Other Democrats, not typically thought of as pro-free enterprise, have jumped on the Magaziner bandwagon. Sen. Ron Wyden (D-OR) has proposed the Internet Tax Freedom Act, which would prohibit state and local taxes on the Net. This outrages the US Conference of Mayors, which argues that if e-commerce becomes a tax shelter, sales will be drained away from traditional retailing. Imagine: Democratic politicians favoring corporate moguls over big-city mayors.

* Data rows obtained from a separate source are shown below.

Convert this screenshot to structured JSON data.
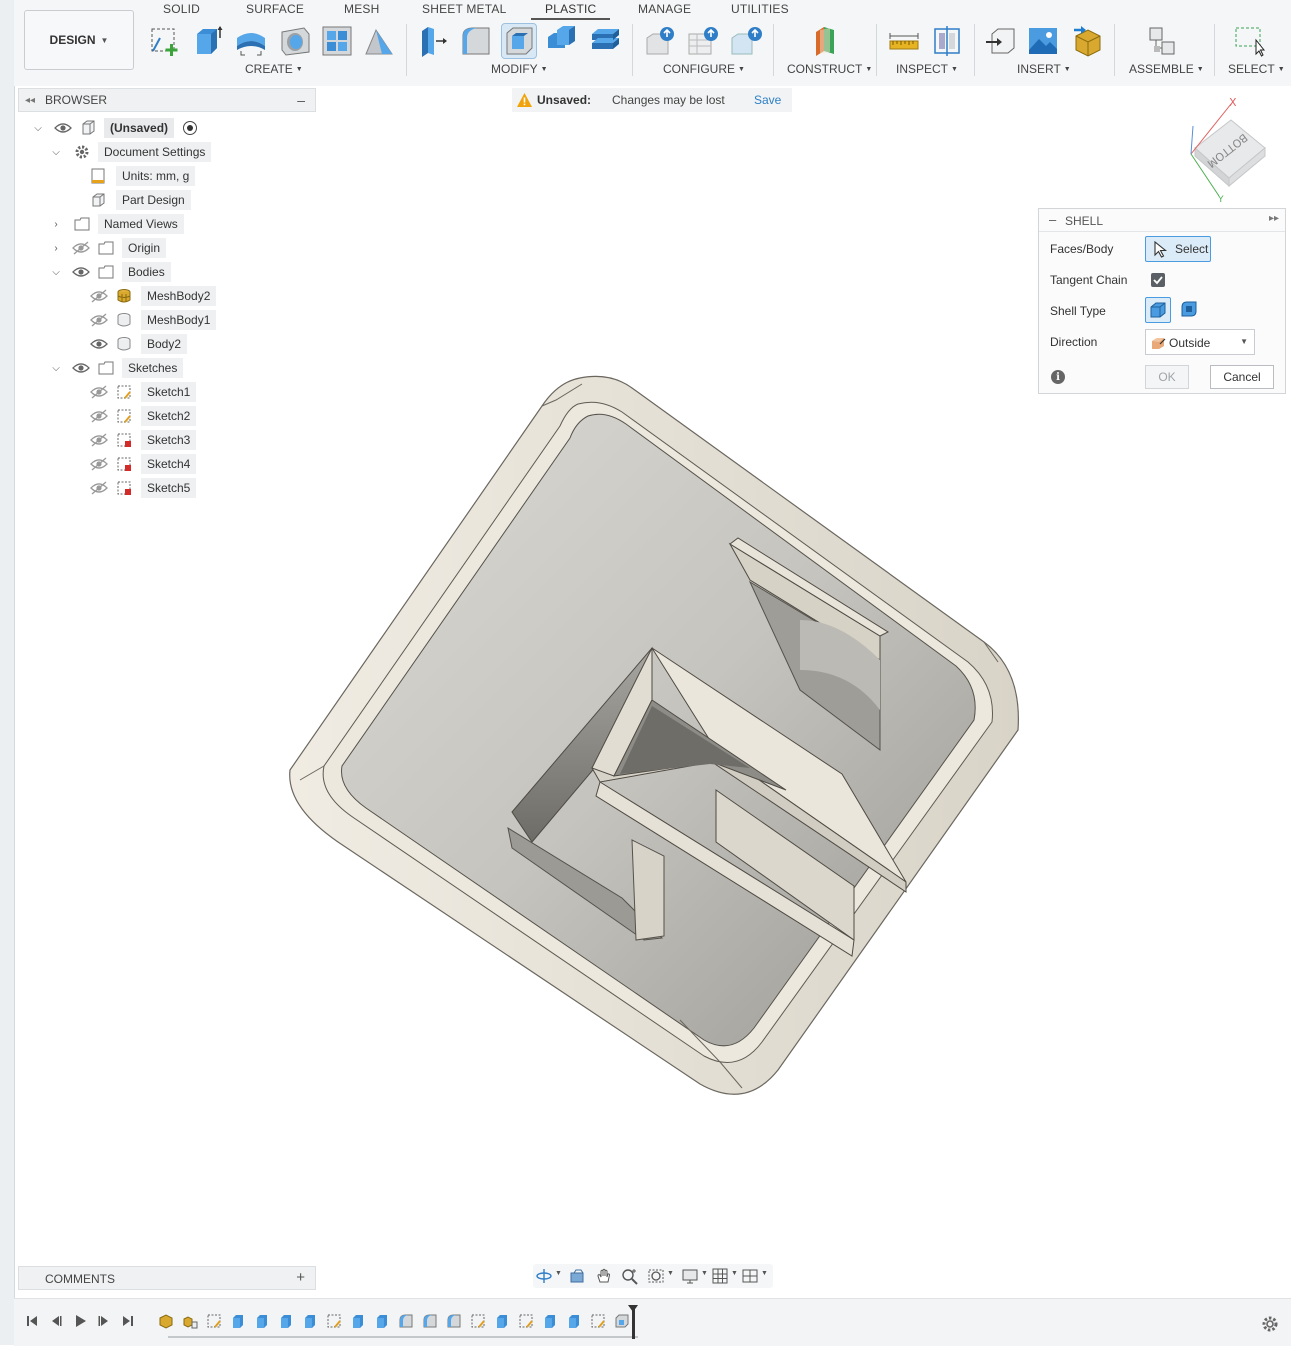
{
  "workspace": {
    "label": "DESIGN"
  },
  "tabs": [
    {
      "label": "SOLID"
    },
    {
      "label": "SURFACE"
    },
    {
      "label": "MESH"
    },
    {
      "label": "SHEET METAL"
    },
    {
      "label": "PLASTIC",
      "active": true
    },
    {
      "label": "MANAGE"
    },
    {
      "label": "UTILITIES"
    }
  ],
  "groups": {
    "create": "CREATE",
    "modify": "MODIFY",
    "configure": "CONFIGURE",
    "construct": "CONSTRUCT",
    "inspect": "INSPECT",
    "insert": "INSERT",
    "assemble": "ASSEMBLE",
    "select": "SELECT"
  },
  "browser": {
    "title": "BROWSER",
    "root": "(Unsaved)",
    "document_settings": "Document Settings",
    "units": "Units: mm, g",
    "part_design": "Part Design",
    "named_views": "Named Views",
    "origin": "Origin",
    "bodies": "Bodies",
    "body_items": [
      "MeshBody2",
      "MeshBody1",
      "Body2"
    ],
    "sketches": "Sketches",
    "sketch_items": [
      "Sketch1",
      "Sketch2",
      "Sketch3",
      "Sketch4",
      "Sketch5"
    ]
  },
  "banner": {
    "status": "Unsaved:",
    "message": "Changes may be lost",
    "action": "Save"
  },
  "viewcube": {
    "face": "BOTTOM",
    "x_axis": "X",
    "y_axis": "Y"
  },
  "shell_dialog": {
    "title": "SHELL",
    "faces_body_label": "Faces/Body",
    "select_label": "Select",
    "tangent_chain_label": "Tangent Chain",
    "tangent_chain_checked": true,
    "shell_type_label": "Shell Type",
    "direction_label": "Direction",
    "direction_value": "Outside",
    "ok_label": "OK",
    "cancel_label": "Cancel"
  },
  "comments": {
    "title": "COMMENTS"
  },
  "colors": {
    "accent": "#2d7fc6",
    "select_highlight": "#dcebf8",
    "model_face": "#e6e1d6",
    "model_shadow": "#a9a59d",
    "warning": "#f0a30a"
  }
}
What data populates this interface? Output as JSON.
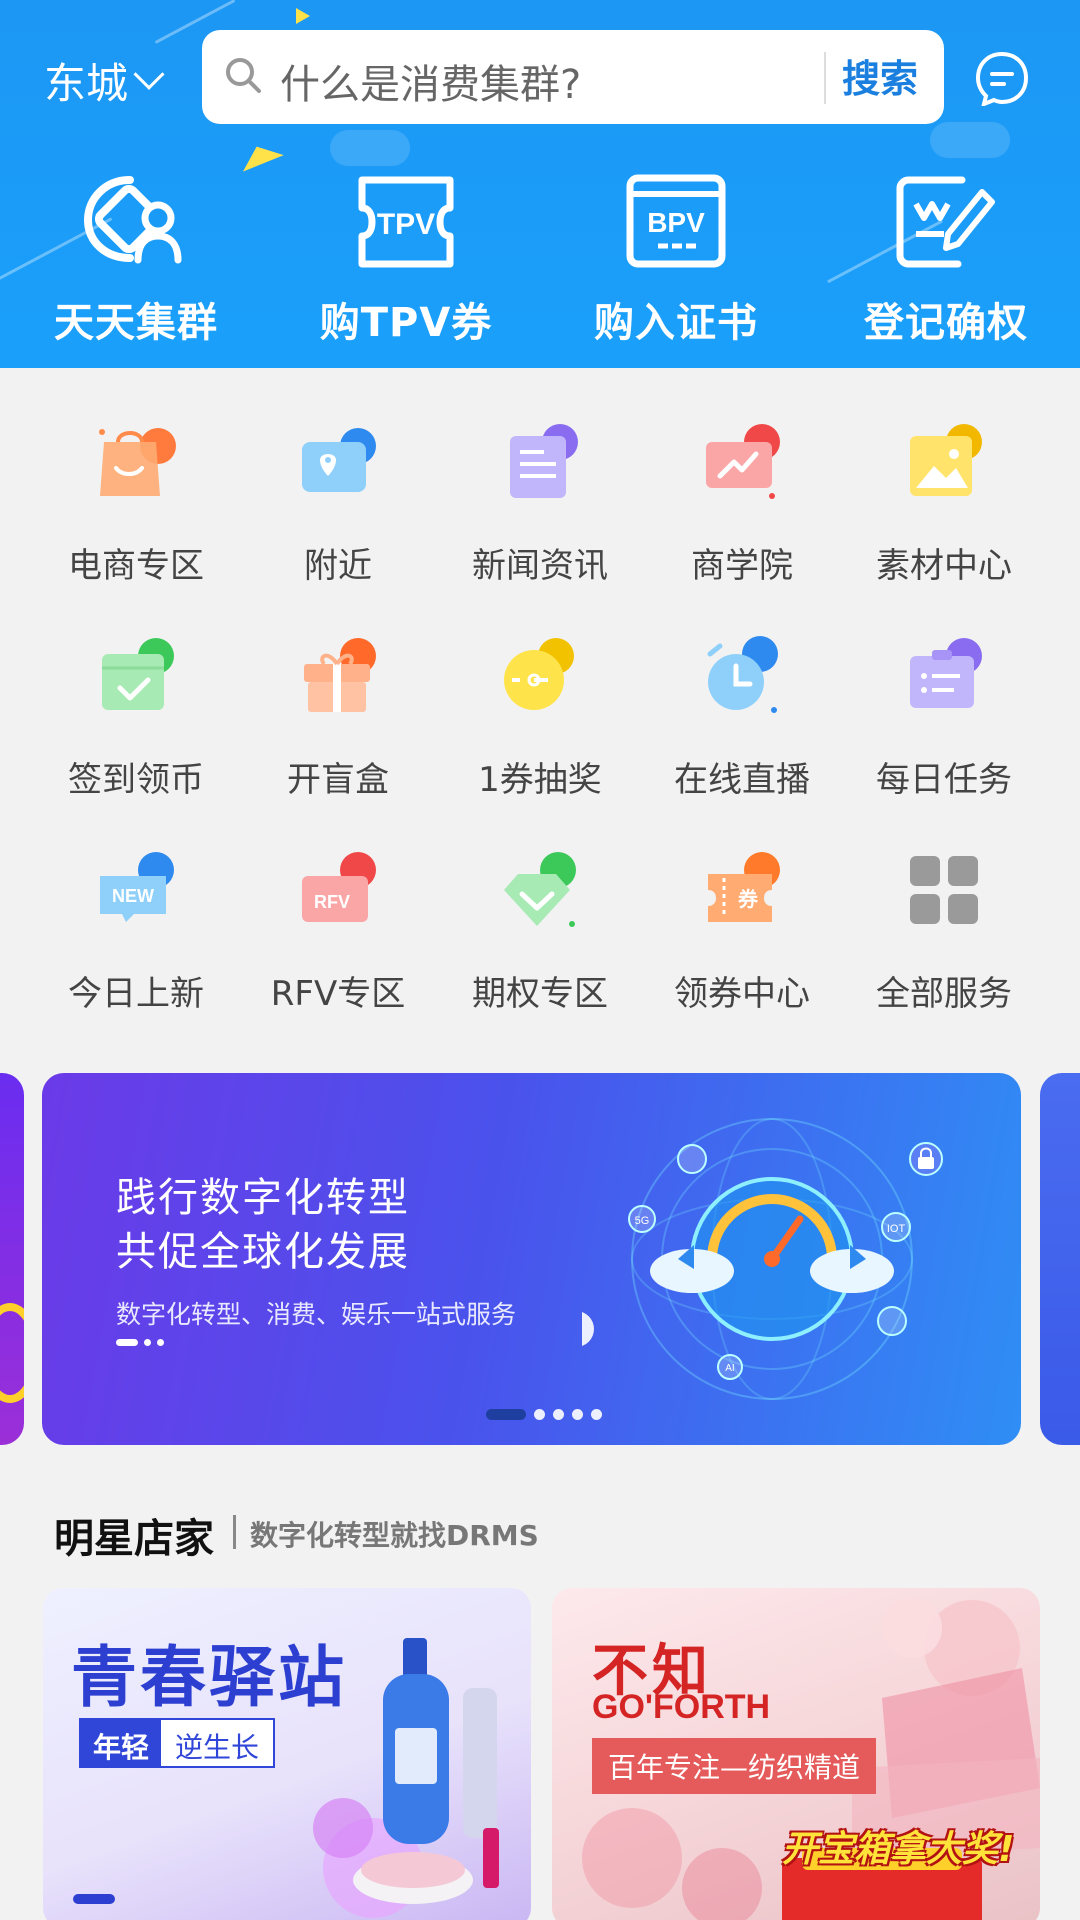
{
  "header": {
    "location": "东城",
    "search_placeholder": "什么是消费集群?",
    "search_button": "搜索",
    "quick_actions": [
      {
        "label": "天天集群",
        "icon": "cluster-user-icon"
      },
      {
        "label": "购TPV券",
        "icon": "tpv-ticket-icon"
      },
      {
        "label": "购入证书",
        "icon": "bpv-certificate-icon"
      },
      {
        "label": "登记确权",
        "icon": "register-edit-icon"
      }
    ]
  },
  "services": [
    {
      "label": "电商专区",
      "icon": "shopping-bag-icon"
    },
    {
      "label": "附近",
      "icon": "map-location-icon"
    },
    {
      "label": "新闻资讯",
      "icon": "news-icon"
    },
    {
      "label": "商学院",
      "icon": "academy-chart-icon"
    },
    {
      "label": "素材中心",
      "icon": "image-material-icon"
    },
    {
      "label": "签到领币",
      "icon": "checkin-calendar-icon"
    },
    {
      "label": "开盲盒",
      "icon": "gift-box-icon"
    },
    {
      "label": "1券抽奖",
      "icon": "lottery-icon"
    },
    {
      "label": "在线直播",
      "icon": "live-clock-icon"
    },
    {
      "label": "每日任务",
      "icon": "daily-task-icon"
    },
    {
      "label": "今日上新",
      "icon": "new-badge-icon"
    },
    {
      "label": "RFV专区",
      "icon": "rfv-ticket-icon"
    },
    {
      "label": "期权专区",
      "icon": "diamond-icon"
    },
    {
      "label": "领券中心",
      "icon": "coupon-icon"
    },
    {
      "label": "全部服务",
      "icon": "all-services-grid-icon"
    }
  ],
  "banner": {
    "line1": "践行数字化转型",
    "line2": "共促全球化发展",
    "line3": "数字化转型、消费、娱乐一站式服务",
    "globe_labels": [
      "5G",
      "IOT",
      "AI"
    ]
  },
  "stars": {
    "title": "明星店家",
    "subtitle": "数字化转型就找DRMS",
    "card_left": {
      "headline": "青春驿站",
      "tag_a": "年轻",
      "tag_b": "逆生长"
    },
    "card_right": {
      "brand_cn": "不知",
      "brand_en": "GO'FORTH",
      "slogan": "百年专注—纺织精道",
      "prize": "开宝箱拿大奖!"
    }
  },
  "colors": {
    "header_blue": "#1c97f4",
    "search_button": "#1a7fde",
    "banner_start": "#6b3ae8",
    "banner_end": "#2f8ef5"
  }
}
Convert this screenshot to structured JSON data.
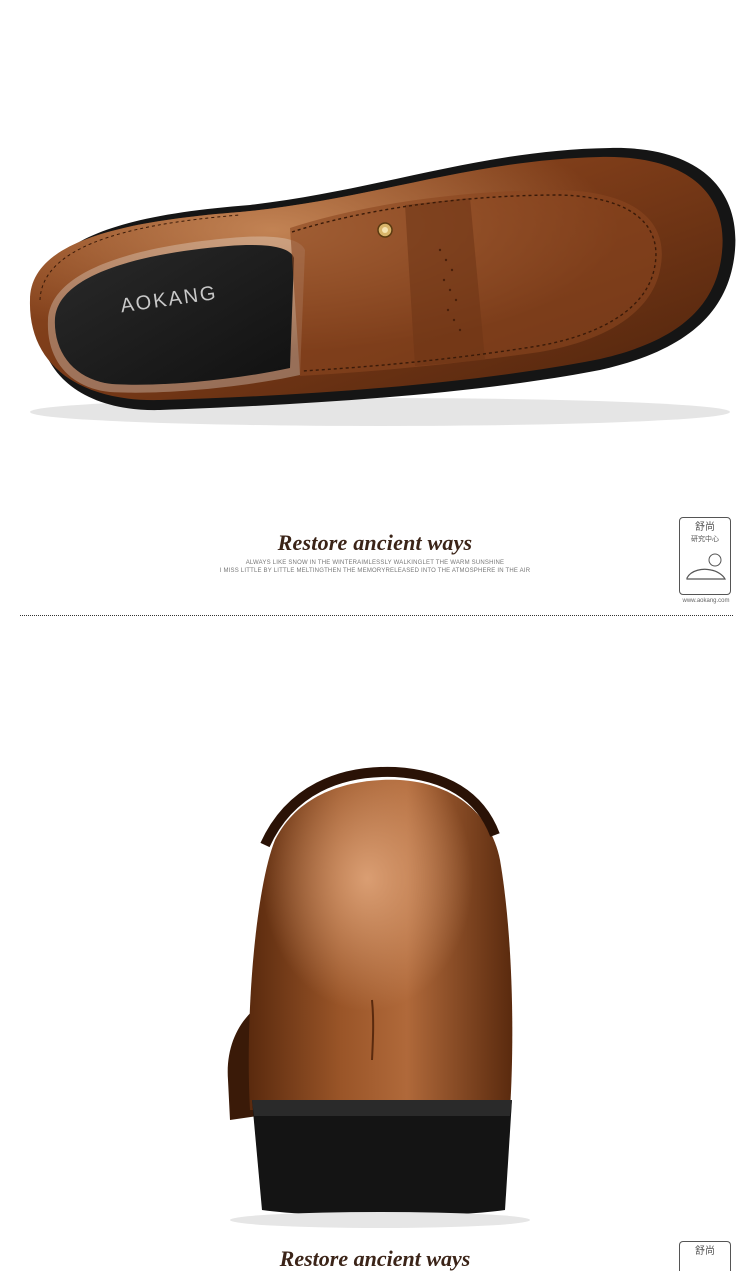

Whatever happened to the GOP? Just two years ago, Gingrich gave a nationally televised speech in which he held up a computer chip and said that it represented the future, not only for the Republic, but for the Republicans. But today, with Gingrich watching his back more than the road ahead–-and with the Democratic party downsized to the point where its “paleo-liberal” wing can’t block presidential initiatives and with Vice President Gore, looking to 2000, now the toast of the techies–-Magaziner has a new perspective on the ebb and flow in Washington. “The last thing you want to do is have the government come in and regulate” he says happily, as the Democratic river rises.

1 comment:

Peter913 said...

You wrote:
"Magaziner hit on exactly the right Hamiltonian formula: the government starts up something, then turns it over to the private sector."

In rereading your 1998 column, I thought of words once spoken to me: "Pete, it's an idea whose time had not yet come."

In 2001 or 2002 Bush gave us all a check, aka a future tax rebate. I wanted him to keep the checks & build 200 Nuclear Power plants. Get them up and running, then sell them into the private sector at a profit & if necessary hold the private sector's mortgages on the plants.

Jim: No one listens to us, then or now.
How many times re Healthcare do we have to say: "It's Tort Reform Stupid"!

I admire your staying power on the subject. Me, I want to rip the lungs out of the "Hill People." And I hope, come next November please God, our fellow Americans will do just that in the election booths; otherwise our country is gone.